In-N-Out recently got served by the Fifth Circuit Court of Appeals – “animal style.” In early July, the Court struck down a ban instituted by the California-based restaurant chain prohibiting employees at one of its locations in Austin, Texas from wearing “Fight for 15” buttons. The employees in question wore them in solidarity with other fast food workers as a collective nod to an increase in the minimum wage – a move that In-N-Out’s management found as tasteless as unsalted fries. For its part, In-N-Out had in place a uniform policy forbidding “pins or stickers.” Apparently these adornments were deemed to be inconsistent with the “no frills,” clean, white and red uniforms worn by its employee. The National Labor Relations Board and the Fifth Circuit thought otherwise.

Section 7 of the National Labor Relations Act protects the rights of employees to wear certain items – like the “Fight for 15” buttons – that relate to the terms and conditions of employment and unionization, among other things. There is, however, an exception to this rule: where an employer can demonstrate “special circumstances” that outweigh its employees’ Section 7 rights, that employer will be permitted to enforce a uniform restriction. Nevertheless, these “special circumstances” are limited to cases where enforcement of Section 7 would jeopardize safety, damage products or disturb a public image established by the employer.

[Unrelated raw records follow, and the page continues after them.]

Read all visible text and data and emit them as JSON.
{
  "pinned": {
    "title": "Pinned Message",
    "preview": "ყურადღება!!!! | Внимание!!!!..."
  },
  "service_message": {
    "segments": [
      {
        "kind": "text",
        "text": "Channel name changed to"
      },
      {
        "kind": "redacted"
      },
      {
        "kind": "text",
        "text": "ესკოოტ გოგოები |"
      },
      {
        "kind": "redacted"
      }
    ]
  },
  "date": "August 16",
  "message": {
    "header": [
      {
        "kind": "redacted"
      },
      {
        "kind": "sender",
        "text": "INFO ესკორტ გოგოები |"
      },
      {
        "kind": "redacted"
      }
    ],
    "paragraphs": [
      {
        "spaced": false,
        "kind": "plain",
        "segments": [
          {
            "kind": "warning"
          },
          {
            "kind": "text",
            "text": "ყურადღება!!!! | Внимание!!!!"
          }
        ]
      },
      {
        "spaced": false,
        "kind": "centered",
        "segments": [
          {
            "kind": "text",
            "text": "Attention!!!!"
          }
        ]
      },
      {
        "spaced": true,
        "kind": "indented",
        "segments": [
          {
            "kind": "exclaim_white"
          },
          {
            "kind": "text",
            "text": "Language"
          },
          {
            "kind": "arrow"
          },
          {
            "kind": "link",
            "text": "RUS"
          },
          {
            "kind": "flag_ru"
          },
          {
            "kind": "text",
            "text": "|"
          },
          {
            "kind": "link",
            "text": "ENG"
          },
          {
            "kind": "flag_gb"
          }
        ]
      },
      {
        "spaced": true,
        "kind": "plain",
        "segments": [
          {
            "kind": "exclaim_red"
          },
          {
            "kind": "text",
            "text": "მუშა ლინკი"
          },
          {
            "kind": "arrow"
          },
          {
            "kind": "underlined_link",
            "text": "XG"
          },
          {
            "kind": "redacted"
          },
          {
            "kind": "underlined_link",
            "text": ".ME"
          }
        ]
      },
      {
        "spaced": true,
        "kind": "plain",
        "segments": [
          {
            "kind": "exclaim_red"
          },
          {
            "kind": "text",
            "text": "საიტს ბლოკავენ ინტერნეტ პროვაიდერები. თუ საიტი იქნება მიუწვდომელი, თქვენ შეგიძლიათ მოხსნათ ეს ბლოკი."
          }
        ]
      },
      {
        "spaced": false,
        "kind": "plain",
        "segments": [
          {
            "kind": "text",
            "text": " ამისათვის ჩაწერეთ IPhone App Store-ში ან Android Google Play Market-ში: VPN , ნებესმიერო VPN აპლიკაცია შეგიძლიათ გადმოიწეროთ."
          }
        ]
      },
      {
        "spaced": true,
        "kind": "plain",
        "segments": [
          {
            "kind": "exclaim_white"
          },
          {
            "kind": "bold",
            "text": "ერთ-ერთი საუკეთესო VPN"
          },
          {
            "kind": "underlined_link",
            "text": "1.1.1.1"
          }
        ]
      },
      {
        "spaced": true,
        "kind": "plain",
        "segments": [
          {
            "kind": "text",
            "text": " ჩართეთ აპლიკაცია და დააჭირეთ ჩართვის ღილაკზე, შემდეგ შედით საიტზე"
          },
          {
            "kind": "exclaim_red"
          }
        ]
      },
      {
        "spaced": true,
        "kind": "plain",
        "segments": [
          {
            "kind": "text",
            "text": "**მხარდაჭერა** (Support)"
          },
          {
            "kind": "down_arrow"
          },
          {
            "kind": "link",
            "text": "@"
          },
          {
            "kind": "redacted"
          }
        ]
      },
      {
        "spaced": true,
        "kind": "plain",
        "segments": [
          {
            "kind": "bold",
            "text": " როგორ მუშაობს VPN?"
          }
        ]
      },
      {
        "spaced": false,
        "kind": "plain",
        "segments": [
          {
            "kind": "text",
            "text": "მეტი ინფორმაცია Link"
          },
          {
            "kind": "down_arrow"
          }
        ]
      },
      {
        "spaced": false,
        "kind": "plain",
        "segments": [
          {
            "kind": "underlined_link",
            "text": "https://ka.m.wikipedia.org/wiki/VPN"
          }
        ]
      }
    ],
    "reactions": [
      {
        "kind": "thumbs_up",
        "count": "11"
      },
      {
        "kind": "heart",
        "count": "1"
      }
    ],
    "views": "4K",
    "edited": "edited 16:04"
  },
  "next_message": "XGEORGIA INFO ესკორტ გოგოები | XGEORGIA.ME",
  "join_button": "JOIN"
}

In-N-Out argued in court that its uniform policy requiring “clean white uniforms” advanced its public image. Likewise, the restaurant contended that the buttons were a safety concern because they could fall into a customer’s food (talk about a memorable Double Double!). But the Fifth Circuit found the latter contention to be rather contradictory, as In-N-Out requires employees to wear “Merry Christmas” pins during the holiday season and pins soliciting donations for its charitable foundation during the month of April. Consequently, the Court ruled against In-N-Out and in favor of the NLRB, finding that the “special circumstances” necessary to overcome the mandates of Section 7 were not demonstrated (it was also noted that the restaurant never characterized the holiday and charity pins as a safety hazard).

While In-N-Out plans on petitioning the Supreme Court of the United States for review of the Fifth Circuit’s ruling, the outcome of this case should send a loud and clear message to employers – especially as the national movement toward an increased minimum wage continues to gain momentum: if you’re going to limit the ability of employees to display union-related paraphernalia on their uniforms, make sure your rules fit squarely within the NLRA’s narrow exception for “special circumstances.”

This blog post is not offered as, and should not be relied on as, legal advice. You should consult an attorney for advice in specific situations.